Anna Butler, from Regency Park, described the situation at the school as ‘worrying’ after she discovered that her child had been the victim of bullying for the past five months.
The 32-year-old, who has decided not to name her daughter, said: “It just started off with name calling and she was told to ignore it but it has turned physical.”
Since the torment began, the year nine pupil, who will leave St Gregory’s at the end of the summer term to begin a new school in September, has been forced to endure insults, threats and even physical violence.
The known bully has been suspended in the past but has since been allowed to return to the school on Cromwell Avenue.
Mrs Butler added: “It is really is upsetting that one person is able to behave in this way. At what point are they going to realise changes need to happen.”
Since the bullying started in February, her daughter’s attendance record has dropped.
Mrs Butler added: “The school has a duty of care for her and they aren’t keeping to that. I feel she is not safe at that school. I do not know what it is going to take to say enough is enough.
“I’m not doing this because I have got a vendetta against the school. I just feel like changes are needed. I know that there are other parents who are concerned.”
A spokesman for the school - which failed its Ofsted inspection earlier this year - said it was unable to comment on individual cases but said it was ‘very much about helping the bully as well as the victim’.
In a statement from the school, it was outlined that the school has an anti-bullying policy in place, which is reviewed annually.
A whole school survey was also completed in March and pupils who felt they needed further support were allocated mentors and an anti-bullying working party, which consists of staff and pupils, meets weekly.
The school also uses the SHARP System, which allows young people to report any incidents which occur within the school.
This system is checked twice a day, seven days a week by a member of staff at the school.

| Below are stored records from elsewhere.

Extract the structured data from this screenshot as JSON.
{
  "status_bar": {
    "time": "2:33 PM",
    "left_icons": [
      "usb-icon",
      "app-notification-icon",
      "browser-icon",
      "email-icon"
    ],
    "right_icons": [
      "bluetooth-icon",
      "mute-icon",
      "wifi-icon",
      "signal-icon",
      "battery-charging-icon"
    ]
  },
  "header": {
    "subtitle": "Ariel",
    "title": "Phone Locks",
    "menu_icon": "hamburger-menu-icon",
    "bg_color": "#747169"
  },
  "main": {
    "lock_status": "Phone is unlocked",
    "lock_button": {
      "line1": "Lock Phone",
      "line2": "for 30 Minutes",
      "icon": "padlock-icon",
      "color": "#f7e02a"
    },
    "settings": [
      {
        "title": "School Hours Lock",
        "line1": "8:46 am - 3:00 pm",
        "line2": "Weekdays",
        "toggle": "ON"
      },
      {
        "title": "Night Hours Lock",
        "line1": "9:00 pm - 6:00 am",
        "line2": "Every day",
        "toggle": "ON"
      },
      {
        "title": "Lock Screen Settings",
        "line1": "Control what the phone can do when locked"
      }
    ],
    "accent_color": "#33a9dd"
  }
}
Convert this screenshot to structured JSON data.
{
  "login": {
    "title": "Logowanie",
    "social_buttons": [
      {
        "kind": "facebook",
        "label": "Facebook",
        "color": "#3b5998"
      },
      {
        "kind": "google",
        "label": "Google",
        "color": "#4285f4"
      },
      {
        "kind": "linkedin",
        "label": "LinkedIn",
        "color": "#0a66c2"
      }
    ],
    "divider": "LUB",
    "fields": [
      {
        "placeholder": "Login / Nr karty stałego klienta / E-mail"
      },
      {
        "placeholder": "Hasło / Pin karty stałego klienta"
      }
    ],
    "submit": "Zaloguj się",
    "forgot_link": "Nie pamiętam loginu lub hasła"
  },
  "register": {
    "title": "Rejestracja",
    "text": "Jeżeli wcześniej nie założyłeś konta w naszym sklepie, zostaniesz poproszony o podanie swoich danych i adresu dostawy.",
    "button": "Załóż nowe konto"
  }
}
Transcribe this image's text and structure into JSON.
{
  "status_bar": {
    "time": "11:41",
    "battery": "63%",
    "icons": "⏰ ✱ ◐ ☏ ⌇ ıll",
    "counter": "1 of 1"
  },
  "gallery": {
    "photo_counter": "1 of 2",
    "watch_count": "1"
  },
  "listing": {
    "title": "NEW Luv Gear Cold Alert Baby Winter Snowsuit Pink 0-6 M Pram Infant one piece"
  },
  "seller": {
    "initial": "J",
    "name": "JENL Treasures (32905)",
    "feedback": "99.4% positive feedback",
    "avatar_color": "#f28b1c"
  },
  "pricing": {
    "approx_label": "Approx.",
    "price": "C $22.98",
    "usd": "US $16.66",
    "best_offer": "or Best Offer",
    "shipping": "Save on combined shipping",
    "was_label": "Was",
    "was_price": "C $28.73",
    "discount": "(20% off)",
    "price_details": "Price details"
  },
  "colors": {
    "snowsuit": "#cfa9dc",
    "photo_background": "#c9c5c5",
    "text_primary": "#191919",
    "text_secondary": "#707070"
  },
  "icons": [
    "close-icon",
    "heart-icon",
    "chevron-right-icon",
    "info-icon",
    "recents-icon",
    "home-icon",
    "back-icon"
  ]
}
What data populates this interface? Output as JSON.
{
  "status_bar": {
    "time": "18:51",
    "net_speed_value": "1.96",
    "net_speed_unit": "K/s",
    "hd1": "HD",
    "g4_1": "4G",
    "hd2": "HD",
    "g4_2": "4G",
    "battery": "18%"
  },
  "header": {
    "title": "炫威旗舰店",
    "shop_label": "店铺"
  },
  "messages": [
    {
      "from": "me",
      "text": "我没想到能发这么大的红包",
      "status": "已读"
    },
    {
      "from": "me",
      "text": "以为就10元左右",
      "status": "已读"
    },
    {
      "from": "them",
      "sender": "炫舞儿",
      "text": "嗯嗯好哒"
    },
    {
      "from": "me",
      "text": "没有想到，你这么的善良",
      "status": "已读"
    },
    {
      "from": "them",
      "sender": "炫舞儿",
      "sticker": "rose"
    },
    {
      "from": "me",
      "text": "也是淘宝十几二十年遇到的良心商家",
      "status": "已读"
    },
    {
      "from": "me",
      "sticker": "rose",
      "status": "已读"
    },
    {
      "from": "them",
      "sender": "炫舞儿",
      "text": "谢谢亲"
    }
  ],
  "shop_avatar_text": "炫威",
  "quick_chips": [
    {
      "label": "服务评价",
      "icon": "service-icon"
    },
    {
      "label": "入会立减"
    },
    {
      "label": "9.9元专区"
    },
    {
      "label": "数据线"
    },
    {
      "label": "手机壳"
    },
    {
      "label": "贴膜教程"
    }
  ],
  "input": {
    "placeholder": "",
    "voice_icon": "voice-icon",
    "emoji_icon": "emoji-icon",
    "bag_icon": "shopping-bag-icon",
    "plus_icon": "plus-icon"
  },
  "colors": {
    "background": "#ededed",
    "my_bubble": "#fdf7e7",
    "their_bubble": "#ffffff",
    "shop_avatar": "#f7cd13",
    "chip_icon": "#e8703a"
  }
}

Sixty pupils at the school are also anti-bullying ambassadors and four have since been nominated as national ambassadors.